Byline: Cara Kagan
NEW YORK — It’s spreading.
Offering the consumer a choice — particularly in picking colors for eyeshadow compacts and blush — has become a popular marketing tactic in the color cosmetics market. Now Christian Dior Perfumes is bringing that concept into skin care.
Dior’s latest treatment introduction, called Hydra-Star, will offer three textures of moisturizers: light, medium and rich. It will be launched exclusively Oct. 16 in the 45 doors of Saks Fifth Avenue.
Each texture will be available in formulations for two skin types — dry and normal to combination — for a total of six items.
Moisturizers are usually categorized by skin type rather than by texture.
There will also be two night creams, one for each of the skin types.
“Many women like to use different textures depending on the climate and the season, but they don’t necessarily want to have to switch to a different product,” said Caroline Geerlings, vice president of marketing for Dior. “This way, she can stay within the same line.”
Each of the six moisturizers will be priced at $42 for a 1.7-oz. jar or bottle.

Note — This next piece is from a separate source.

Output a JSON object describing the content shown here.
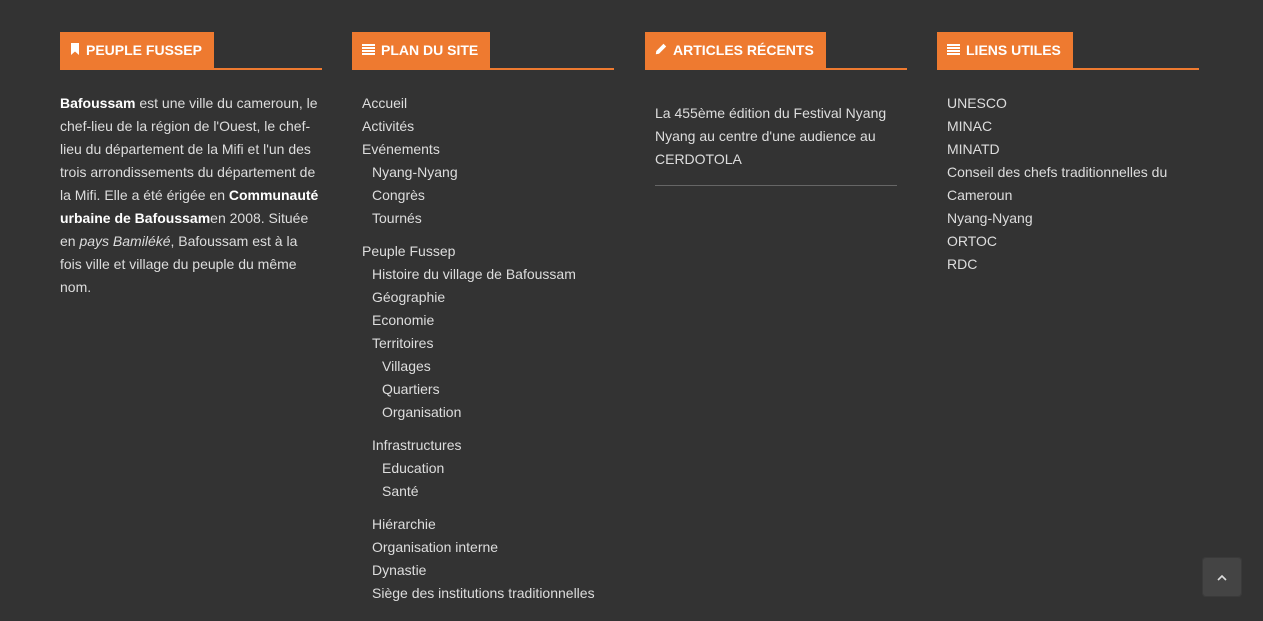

Each of the same size night creams will be $52.
Dior is hoping Hydra-Star will draw new consumers into its treatment fold, Cankes said.

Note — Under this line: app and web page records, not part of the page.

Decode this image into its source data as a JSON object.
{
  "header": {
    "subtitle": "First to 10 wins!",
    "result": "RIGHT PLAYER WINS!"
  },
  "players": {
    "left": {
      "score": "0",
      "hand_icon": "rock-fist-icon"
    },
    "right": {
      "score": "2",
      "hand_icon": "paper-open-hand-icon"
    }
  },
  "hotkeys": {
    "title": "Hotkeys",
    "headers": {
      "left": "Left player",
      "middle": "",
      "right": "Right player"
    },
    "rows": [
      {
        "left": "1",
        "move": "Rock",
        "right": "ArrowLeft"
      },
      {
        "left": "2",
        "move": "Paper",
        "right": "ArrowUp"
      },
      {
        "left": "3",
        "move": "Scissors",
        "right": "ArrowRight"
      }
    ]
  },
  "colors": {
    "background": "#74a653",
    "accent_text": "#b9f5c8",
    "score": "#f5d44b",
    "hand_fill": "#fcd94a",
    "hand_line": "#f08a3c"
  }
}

“We saw a real opportunity in the moisturizing arena,” Geerlings added. “Moisturizers typically represent 50 percent of a company’s treatment business and they are only around 27 percent of ours.”
Cankes projected that with Hydra-Star, Dior will achieve that 50 percent standard.

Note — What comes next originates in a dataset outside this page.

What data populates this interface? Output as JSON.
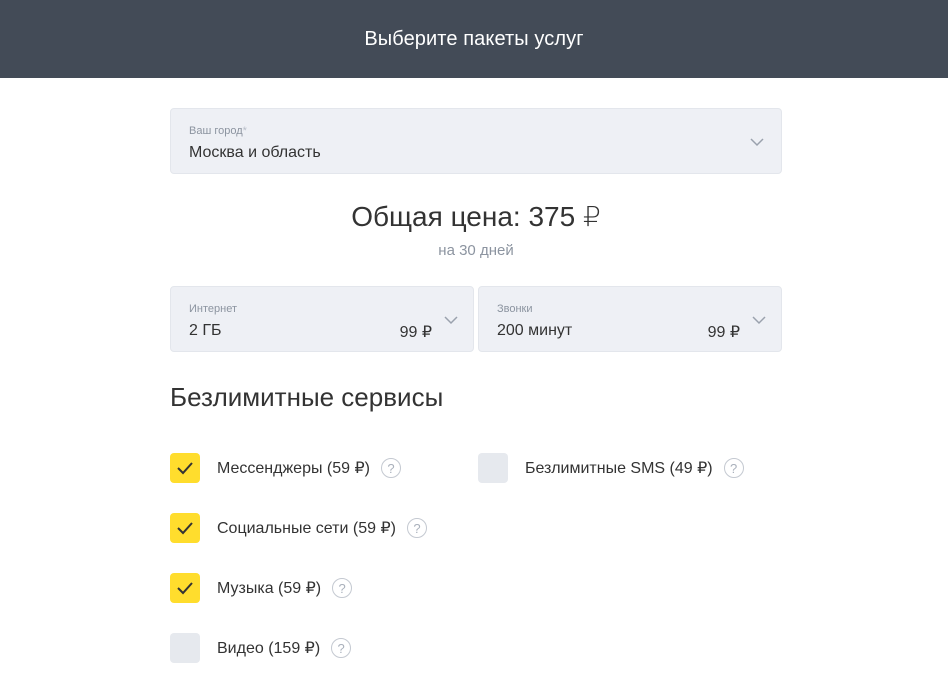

While he declined to be specific, industry sources calculated that Hydra-Star’s first-year wholesale volume could hit $10 million.
According to Cankes, Dior is planning to spend 50 percent of Hydra-Star’s net sales on advertising and promotions. Based on industry estimates, Dior would then be spending roughly $5 million to back the brand’s launch.
The product line was introduced in Europe last March. According to Geerlings, over a million units were sold in a three-week period.
The new moisturizers represent one piece in the company’s larger plan to increase its total treatment business. Industry sources put Christian Dior’s total wholesale volume at approximately $125 million. Of that, fragrance reportedly accounts for $62 million, with the remaining $63 million generated from treatment and color cosmetics.
While Cankes would not comment on those estimates, he did say that treatment now accounts for 40 percent of the company’s nonfragrance business with color comprising the remaining 60 percent.
That would give treatment more than $25 million in sales and color a volume of approximately $37 million.
“Our goal is to achieve a 55-to-45 ratio within the next few years,” Cankes added, referring to color cosmetics versus treatment.
Hydra-Star will be exclusive at Saks until February. Then it will start to roll out to Dior’s other accounts for a total of 640 doors.
Dior started presampling Hydra-Star at Saks last month. The company distributed kits that contained either packettes or tubes of all three textures in each skin type. There were also minireplicas of the two night creams.
The presampling effort will pick up again in January in Dior’s other accounts. According to Geerlings, the company will distribute a total of two million samples during Hydra-Star’s launch.
“We feel that the presampling effort followed by an exclusive launch will help us build a level of intensity that will peak with Hydra-Star’s rollout in first quarter 1995,” Cankes said. “This is the time of the year when hydration of the skin becomes a main focus of women due to the cold weather.”
In addition to sampling and in-store promotion, Dior is supporting the launch with national magazine advertising. The first phase of the campaign broke in this month’s Vogue with a two-page spread and an invitation to receive the sampling kit at Saks.
It will appear only in Vogue through the end of the year. In January, the campaign will run in most major women’s fashion magazines, Geerlings said.